**WHAT YOU WILL DO:**
Your answer should be one number: how many lines of the records hold the string "responsible".

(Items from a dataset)
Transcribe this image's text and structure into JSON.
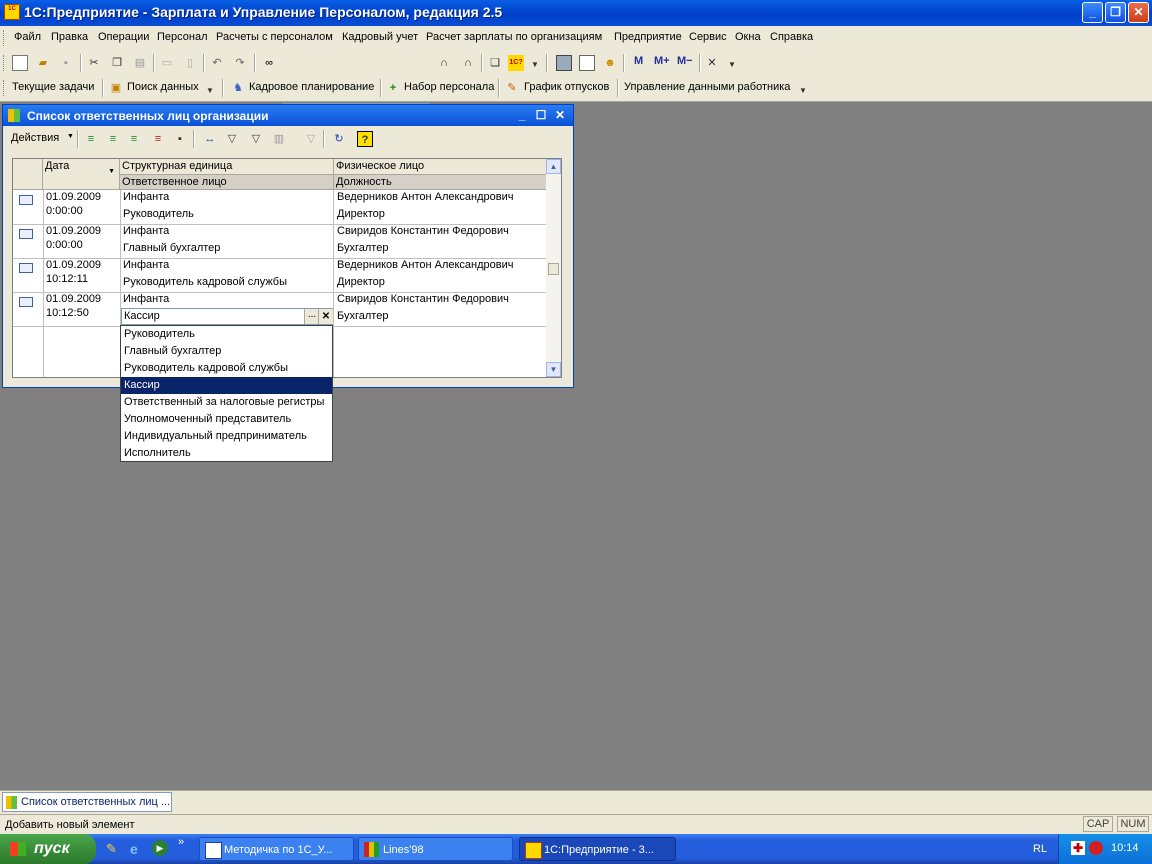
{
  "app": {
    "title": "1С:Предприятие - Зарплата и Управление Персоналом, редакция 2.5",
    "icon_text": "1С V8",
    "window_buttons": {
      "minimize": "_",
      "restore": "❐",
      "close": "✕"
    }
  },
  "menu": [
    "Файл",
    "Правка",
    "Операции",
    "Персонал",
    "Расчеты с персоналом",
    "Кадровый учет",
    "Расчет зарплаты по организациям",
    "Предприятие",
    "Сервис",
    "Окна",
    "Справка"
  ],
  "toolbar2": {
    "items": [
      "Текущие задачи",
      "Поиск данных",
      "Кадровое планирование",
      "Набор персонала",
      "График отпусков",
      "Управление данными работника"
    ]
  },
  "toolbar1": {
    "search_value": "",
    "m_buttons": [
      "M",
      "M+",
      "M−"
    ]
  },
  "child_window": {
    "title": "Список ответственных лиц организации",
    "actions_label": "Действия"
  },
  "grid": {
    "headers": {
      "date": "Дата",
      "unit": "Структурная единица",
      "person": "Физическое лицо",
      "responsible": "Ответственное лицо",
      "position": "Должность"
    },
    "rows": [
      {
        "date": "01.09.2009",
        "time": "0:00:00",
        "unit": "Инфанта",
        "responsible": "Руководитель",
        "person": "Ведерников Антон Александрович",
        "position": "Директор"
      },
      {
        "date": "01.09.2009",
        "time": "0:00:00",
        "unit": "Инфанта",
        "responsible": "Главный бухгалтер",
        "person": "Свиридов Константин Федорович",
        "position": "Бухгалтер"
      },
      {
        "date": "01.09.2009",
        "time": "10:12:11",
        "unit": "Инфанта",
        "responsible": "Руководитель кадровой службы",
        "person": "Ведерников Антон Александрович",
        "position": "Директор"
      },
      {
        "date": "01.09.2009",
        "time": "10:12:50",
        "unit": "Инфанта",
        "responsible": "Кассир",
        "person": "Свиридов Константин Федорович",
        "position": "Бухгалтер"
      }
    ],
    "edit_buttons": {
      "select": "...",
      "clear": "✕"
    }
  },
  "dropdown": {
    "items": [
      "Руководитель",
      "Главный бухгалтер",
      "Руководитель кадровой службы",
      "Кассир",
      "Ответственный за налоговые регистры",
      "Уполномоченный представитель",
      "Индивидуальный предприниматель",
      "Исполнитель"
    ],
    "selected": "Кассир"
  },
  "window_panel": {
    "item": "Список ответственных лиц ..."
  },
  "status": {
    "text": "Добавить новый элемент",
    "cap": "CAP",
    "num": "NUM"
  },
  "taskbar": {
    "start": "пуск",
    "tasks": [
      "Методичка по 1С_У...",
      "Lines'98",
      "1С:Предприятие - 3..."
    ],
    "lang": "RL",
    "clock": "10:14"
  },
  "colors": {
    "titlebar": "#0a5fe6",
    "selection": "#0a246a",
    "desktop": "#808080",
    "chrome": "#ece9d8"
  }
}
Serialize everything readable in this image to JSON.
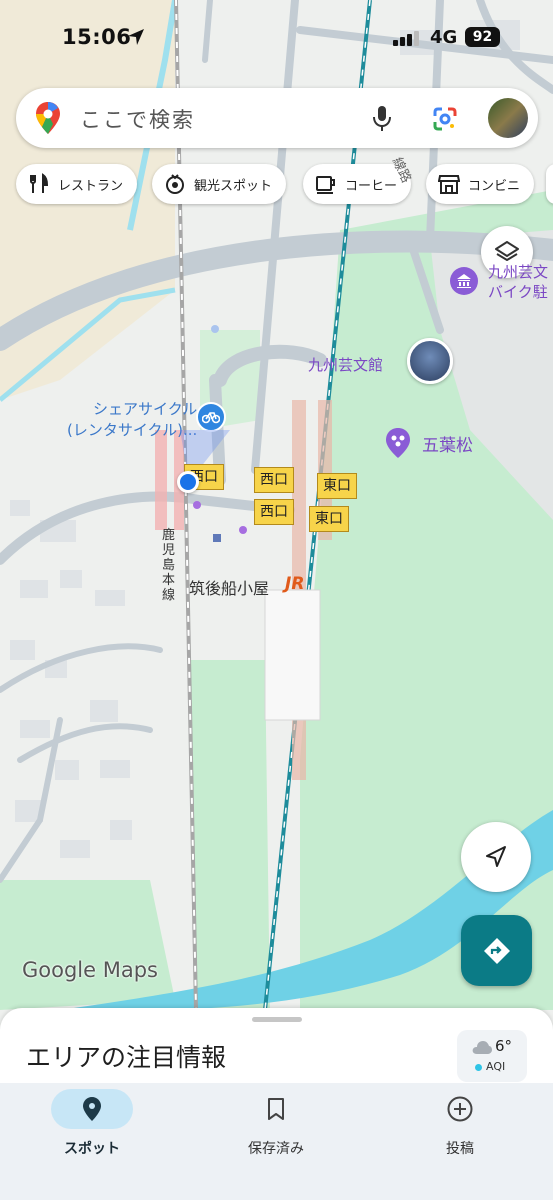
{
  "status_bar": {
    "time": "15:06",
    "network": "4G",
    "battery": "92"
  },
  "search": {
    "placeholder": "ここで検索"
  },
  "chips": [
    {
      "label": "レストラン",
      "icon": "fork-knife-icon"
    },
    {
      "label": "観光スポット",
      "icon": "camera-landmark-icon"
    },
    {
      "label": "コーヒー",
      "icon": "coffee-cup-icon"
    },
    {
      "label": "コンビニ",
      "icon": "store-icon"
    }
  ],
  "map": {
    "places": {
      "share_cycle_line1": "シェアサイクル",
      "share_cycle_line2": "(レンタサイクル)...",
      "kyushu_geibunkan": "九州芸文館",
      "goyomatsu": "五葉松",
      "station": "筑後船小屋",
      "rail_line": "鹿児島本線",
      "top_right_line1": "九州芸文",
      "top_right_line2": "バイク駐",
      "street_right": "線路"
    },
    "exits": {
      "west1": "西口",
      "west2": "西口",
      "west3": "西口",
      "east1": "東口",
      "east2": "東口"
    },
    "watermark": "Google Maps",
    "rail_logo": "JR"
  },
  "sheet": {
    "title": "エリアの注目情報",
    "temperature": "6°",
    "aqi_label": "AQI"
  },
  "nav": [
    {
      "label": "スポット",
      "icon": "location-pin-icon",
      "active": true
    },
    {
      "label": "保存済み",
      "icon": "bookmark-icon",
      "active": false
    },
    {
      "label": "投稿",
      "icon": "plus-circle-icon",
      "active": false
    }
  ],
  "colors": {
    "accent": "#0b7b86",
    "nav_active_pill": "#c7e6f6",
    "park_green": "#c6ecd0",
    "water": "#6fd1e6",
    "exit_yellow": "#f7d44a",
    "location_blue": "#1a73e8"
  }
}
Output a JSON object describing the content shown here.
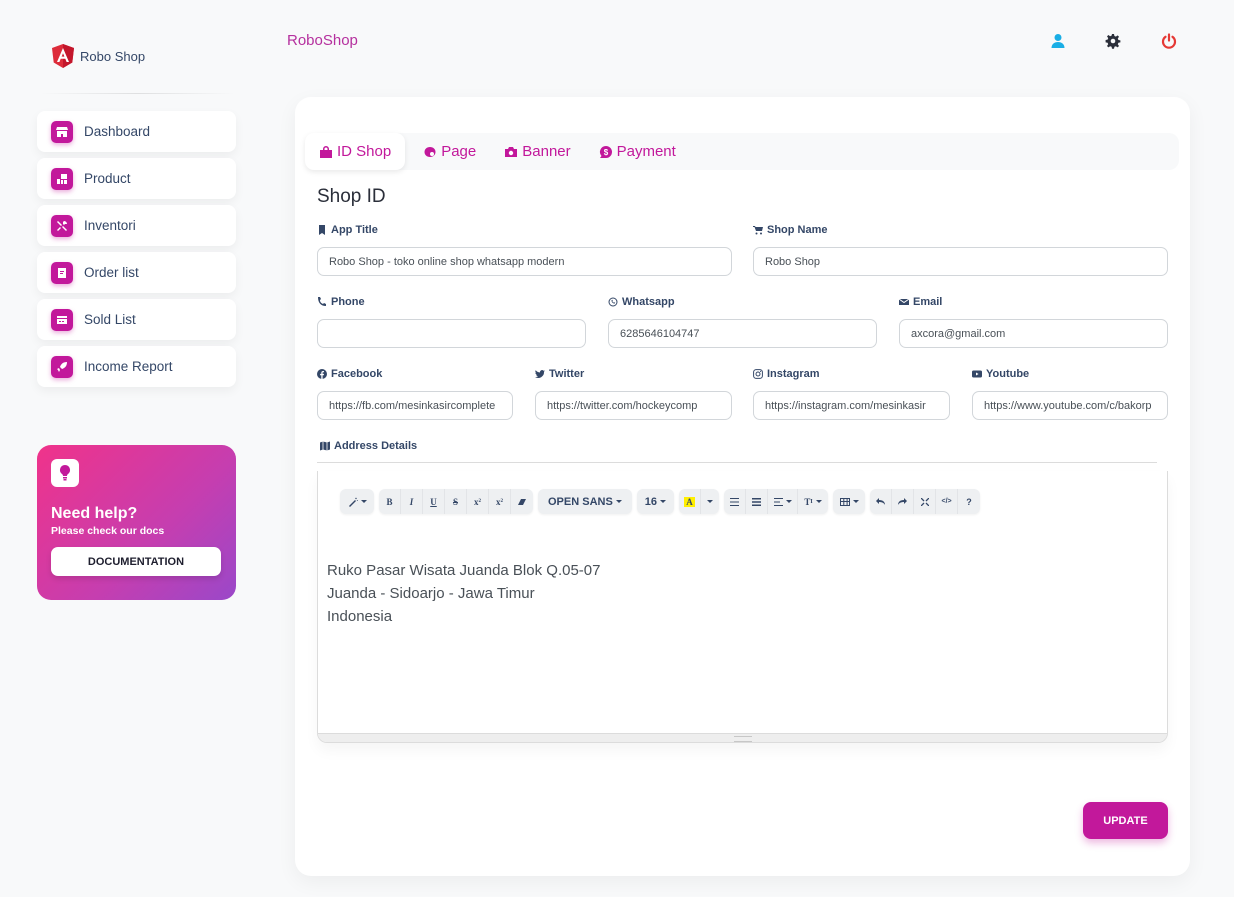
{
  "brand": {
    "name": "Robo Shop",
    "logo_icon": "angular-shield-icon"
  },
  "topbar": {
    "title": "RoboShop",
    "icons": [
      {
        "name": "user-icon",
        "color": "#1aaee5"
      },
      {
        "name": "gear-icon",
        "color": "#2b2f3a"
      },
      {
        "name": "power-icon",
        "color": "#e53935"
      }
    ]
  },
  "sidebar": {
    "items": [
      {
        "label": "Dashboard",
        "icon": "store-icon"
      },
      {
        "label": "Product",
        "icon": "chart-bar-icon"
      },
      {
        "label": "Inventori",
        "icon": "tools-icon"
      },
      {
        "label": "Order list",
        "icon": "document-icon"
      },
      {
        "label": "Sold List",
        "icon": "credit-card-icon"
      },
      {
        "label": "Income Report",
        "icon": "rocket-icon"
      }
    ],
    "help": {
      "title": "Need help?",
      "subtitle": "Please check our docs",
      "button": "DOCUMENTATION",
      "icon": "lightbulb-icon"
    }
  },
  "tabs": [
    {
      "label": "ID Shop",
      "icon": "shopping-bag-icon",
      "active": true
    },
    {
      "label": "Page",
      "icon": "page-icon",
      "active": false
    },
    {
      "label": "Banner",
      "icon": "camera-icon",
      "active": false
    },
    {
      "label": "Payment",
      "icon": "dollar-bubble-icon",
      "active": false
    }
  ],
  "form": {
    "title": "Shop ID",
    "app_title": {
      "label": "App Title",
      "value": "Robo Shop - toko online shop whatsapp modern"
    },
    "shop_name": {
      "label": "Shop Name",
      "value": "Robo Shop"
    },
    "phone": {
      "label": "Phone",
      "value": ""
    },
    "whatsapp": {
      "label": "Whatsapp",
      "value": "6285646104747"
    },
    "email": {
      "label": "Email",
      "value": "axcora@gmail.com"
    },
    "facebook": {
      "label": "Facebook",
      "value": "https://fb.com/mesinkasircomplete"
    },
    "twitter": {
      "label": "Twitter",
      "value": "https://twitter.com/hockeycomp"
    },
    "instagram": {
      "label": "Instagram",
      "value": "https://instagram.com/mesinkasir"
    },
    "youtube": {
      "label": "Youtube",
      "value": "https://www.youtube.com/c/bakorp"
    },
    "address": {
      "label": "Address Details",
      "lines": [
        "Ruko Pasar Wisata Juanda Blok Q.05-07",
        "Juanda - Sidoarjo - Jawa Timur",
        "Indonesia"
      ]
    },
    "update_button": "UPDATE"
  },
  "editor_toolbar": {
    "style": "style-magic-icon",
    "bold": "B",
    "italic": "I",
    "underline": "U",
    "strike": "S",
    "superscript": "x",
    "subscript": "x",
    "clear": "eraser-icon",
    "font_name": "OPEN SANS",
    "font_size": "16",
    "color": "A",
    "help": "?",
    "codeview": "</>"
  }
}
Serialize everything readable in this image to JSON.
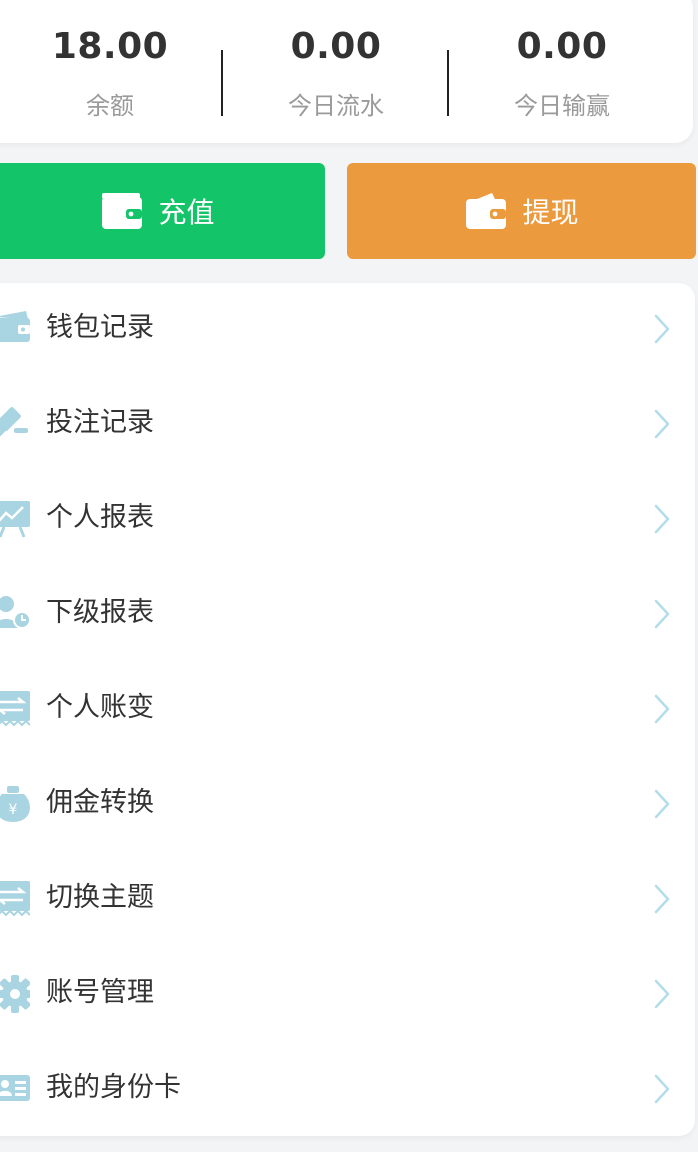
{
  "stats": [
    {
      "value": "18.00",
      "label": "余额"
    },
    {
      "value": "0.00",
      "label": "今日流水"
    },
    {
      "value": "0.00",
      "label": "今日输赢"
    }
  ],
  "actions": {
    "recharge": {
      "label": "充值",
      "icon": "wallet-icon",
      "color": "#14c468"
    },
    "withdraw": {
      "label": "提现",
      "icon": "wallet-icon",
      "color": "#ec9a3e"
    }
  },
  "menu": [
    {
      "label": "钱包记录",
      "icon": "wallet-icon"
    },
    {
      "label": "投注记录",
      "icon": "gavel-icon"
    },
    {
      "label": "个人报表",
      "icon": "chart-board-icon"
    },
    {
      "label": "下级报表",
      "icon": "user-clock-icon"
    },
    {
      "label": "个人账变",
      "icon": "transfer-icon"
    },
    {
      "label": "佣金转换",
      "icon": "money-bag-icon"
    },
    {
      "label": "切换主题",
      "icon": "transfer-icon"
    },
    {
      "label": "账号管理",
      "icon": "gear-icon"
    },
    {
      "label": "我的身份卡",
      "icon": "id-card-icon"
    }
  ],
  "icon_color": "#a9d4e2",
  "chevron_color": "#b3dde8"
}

**OUTPUT FOR THIS TASK:**
5